╭─ Input for this task

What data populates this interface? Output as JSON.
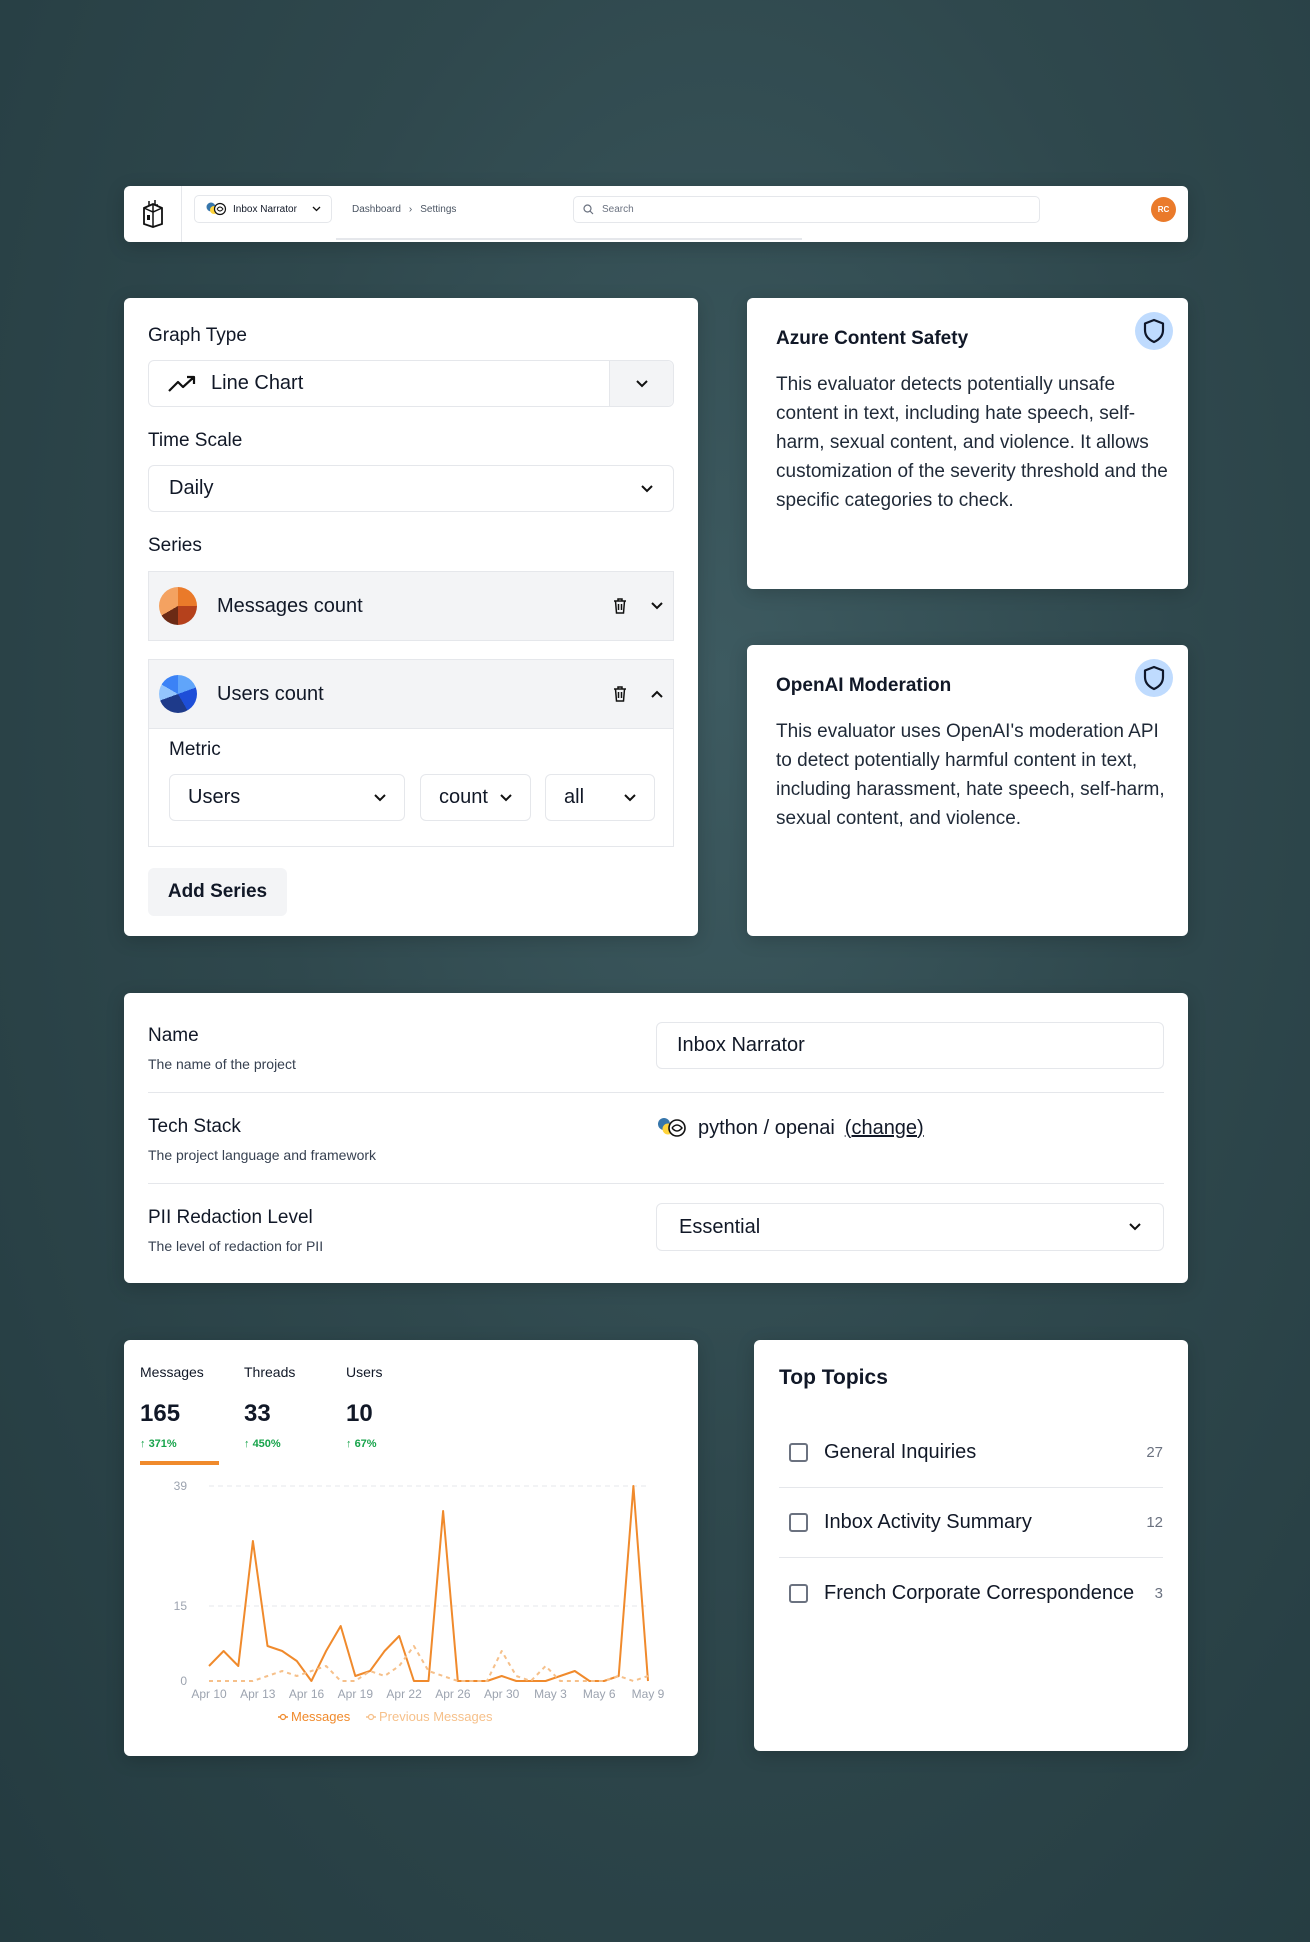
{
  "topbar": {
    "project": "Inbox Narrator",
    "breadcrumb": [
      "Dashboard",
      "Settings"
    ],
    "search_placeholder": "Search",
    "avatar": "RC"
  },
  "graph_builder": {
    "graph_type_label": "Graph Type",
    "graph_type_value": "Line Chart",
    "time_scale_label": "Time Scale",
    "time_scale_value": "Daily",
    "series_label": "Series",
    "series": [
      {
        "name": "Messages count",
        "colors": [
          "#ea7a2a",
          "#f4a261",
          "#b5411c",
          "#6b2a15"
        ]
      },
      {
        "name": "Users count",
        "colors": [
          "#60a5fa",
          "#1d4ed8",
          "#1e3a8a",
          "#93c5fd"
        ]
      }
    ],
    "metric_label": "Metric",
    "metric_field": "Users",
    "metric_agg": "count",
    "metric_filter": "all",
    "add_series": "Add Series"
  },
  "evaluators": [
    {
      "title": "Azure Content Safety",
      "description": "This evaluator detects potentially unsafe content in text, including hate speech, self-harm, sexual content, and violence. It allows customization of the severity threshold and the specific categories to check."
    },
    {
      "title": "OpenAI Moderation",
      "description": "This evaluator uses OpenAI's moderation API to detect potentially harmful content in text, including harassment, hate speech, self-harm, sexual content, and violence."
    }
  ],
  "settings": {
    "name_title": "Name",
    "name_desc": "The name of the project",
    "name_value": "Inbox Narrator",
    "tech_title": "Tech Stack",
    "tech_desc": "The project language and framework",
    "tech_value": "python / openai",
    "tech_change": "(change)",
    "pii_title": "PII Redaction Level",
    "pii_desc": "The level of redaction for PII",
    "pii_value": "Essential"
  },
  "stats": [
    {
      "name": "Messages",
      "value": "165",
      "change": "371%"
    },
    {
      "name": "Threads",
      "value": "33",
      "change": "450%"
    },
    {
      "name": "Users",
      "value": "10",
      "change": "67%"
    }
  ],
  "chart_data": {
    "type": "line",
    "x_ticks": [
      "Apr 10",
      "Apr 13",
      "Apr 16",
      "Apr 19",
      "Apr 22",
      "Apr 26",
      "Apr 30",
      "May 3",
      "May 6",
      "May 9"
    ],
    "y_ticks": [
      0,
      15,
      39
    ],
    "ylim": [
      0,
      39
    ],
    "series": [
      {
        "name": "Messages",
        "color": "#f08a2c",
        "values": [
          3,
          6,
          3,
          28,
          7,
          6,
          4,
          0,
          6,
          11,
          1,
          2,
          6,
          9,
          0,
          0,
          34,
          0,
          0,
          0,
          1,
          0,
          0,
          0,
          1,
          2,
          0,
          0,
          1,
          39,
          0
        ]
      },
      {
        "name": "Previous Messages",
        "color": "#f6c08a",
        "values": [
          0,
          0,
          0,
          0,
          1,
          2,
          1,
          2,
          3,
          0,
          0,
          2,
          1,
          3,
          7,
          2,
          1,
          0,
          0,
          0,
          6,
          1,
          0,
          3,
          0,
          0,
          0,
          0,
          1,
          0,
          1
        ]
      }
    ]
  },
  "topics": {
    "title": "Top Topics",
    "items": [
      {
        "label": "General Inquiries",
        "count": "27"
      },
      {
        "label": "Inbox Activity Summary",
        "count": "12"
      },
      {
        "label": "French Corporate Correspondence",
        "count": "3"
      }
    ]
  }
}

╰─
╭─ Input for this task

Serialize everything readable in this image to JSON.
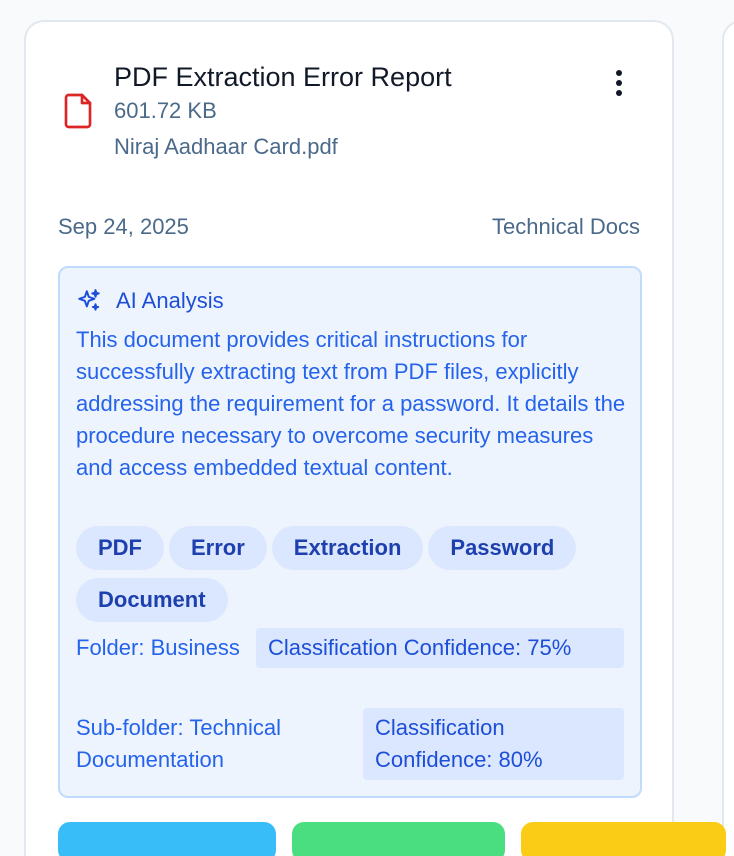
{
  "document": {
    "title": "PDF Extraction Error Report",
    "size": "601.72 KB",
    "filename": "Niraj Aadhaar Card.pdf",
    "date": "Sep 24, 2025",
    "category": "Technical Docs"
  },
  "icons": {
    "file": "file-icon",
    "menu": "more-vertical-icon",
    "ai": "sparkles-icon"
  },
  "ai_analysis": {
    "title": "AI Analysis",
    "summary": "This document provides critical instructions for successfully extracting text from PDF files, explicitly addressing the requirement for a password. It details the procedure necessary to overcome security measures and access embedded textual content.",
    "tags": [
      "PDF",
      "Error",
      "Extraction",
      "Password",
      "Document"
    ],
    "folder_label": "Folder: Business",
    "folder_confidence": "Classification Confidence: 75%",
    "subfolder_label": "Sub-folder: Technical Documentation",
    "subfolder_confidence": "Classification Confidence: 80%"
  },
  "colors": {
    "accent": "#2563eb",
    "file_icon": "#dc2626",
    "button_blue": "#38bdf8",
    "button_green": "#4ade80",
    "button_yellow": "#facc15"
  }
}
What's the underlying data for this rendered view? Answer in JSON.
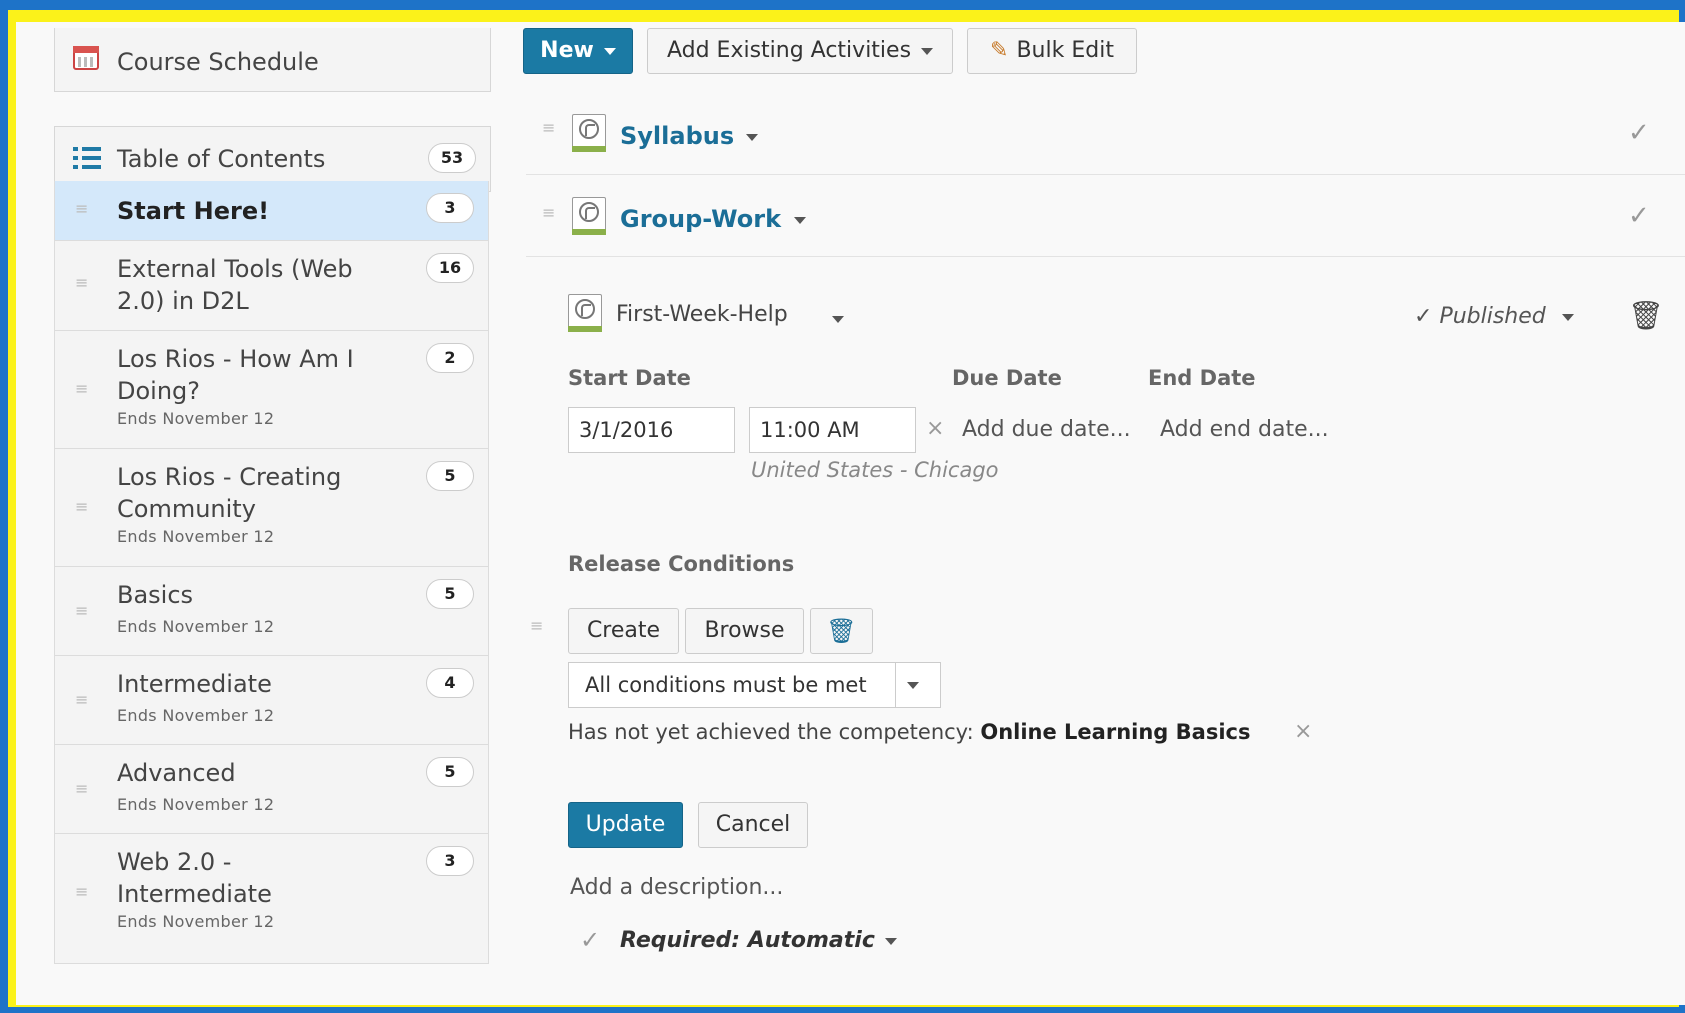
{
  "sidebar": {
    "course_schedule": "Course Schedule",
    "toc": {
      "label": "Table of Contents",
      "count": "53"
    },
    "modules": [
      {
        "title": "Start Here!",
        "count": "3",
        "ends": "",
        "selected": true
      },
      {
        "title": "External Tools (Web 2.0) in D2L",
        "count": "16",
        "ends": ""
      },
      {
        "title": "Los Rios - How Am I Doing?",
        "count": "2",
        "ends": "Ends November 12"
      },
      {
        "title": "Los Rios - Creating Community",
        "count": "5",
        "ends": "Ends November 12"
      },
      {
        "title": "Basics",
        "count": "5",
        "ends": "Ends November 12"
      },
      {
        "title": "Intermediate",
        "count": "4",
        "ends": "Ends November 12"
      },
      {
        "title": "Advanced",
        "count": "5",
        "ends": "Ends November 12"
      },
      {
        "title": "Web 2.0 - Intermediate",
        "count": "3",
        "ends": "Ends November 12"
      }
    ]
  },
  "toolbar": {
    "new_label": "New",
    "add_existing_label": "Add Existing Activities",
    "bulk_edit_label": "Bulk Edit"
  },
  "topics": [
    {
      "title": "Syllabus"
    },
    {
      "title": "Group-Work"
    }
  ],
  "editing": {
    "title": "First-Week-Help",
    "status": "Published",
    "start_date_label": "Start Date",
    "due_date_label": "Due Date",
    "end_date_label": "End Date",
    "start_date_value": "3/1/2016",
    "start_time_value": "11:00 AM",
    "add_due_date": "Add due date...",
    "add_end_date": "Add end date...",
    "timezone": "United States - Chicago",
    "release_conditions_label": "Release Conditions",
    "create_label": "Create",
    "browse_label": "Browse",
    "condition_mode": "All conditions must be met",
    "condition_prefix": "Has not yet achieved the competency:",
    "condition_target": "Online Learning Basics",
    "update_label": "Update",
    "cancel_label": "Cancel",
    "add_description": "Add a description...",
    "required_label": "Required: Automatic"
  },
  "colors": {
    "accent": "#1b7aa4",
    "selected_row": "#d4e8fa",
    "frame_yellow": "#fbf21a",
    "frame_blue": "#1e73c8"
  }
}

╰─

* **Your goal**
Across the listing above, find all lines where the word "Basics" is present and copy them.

* **Exercise answer**
        "title": "Basics",
    "condition_target": "Online Learning Basics",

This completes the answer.